You got a minute?

Administration should extend unrealistic six-minute passing period before it’s too late to help students, teachers


Dave Winter

CROWDSOURCING: Arwen Frederiksen (far left) walks down the hallway before school starts to re-familiarize themselves with the campus. “[The hallways] were definitely busier than I expected,” Frederiksen said. After almost a year and a half of virtual learning, Frederiksen expresses how they are simply happy to be around other people once again. “I haven’t seen a bunch of my just school friends in forever,” Frederiksen said. “It was great.” Reporting by Alysa Spiro.

Naomi DiCapua and Sophie Leung-Lieu

It’s 2:58. You glance down at your phone and stand up, sliding it into your pocket. You push your way through the crowd at the door, stepping into the hallway as the bell rings. 2:59—it’s go time. You snake your way through the hallway, trying to make it to the next class, praying you don’t trip or run into someone. You’re close to class, but you won’t make it in time. 3:05. That’s the second bell. You’re late.

Unfortunate or not, this scenario is now the reality for many students. It’s an issue that creates unnecessary stress on both students and teachers.

Students don’t have enough time to get from one end of the school to another. At a school like McCallum, many students must travel the length of the campus between classes. Passing periods should accommodate and support that long-distance journey.

Currently, six-minute passing periods hardly give students enough time to get from class to class, let alone accommodate the wide variety of necessary detours. If a student needs to use the restroom, ask their teacher a question or even be stopped in the hallway, the passing period doesn’t allow for a student to handle that business and still make it to class on time.

Furthermore, the short lunch of 40 minutes is less than in previous years and leaves students with less time to rest and regroup mentally before the second half of the day. With an extended passing period, students could have time to regroup before their next class and have a brain break without the pressure of not having enough time.

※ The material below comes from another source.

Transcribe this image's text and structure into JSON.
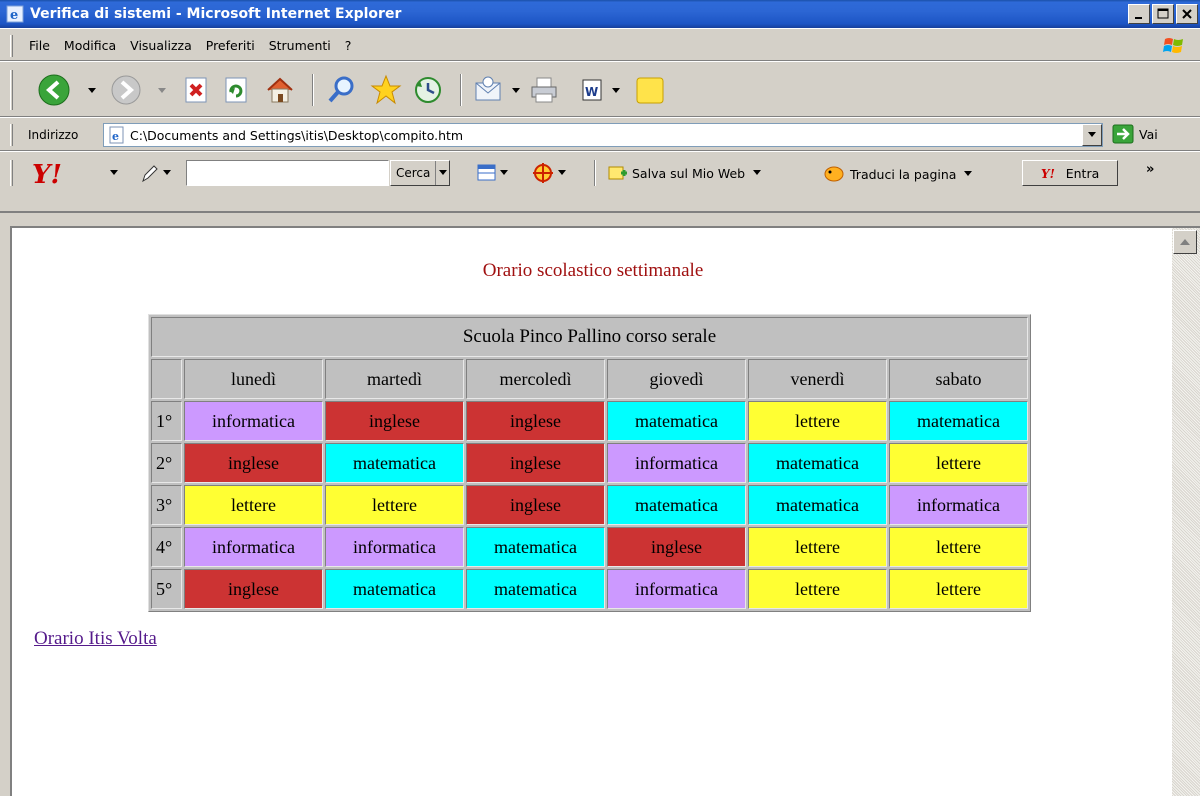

McCallum has consistently attempted to provide students with mental-health assistance, so why doesn’t the school simply build one of the simplest stress-reducing solutions into the students’ daily schedule?

n an Oct. 12 poll conducted on MacJournalism’s Instagram, 90% of the 752 students who responded said that passing periods were too short for students to get to class on time.

While it may seem like this is entirely a student issue, longer passing periods would benefit teachers as well. With longer passing periods, faculty can be allowed to prepare for classes, answer student questions and respond to emails. It also gives them time to socialize or complete work that cannot be done while they are busy teaching classes.

The solutions to this issue are numerous, and most of them will allow the school to maintain similar hours. Taking minimal time out of advisory or classes may allow a couple of minutes to re-allocated to passing periods.

McCallum could also return to the seven-minute passing period schedule that it had in 2019, which included the school day beginning at 9 a.m. as opposed to 9:05.

Because students and staff could benefit from time in between classes, the length of passing periods need to be extended. This extension will increase productivity throughout the school day and limit concerns students may have, while also changing how crowded the hallways have become.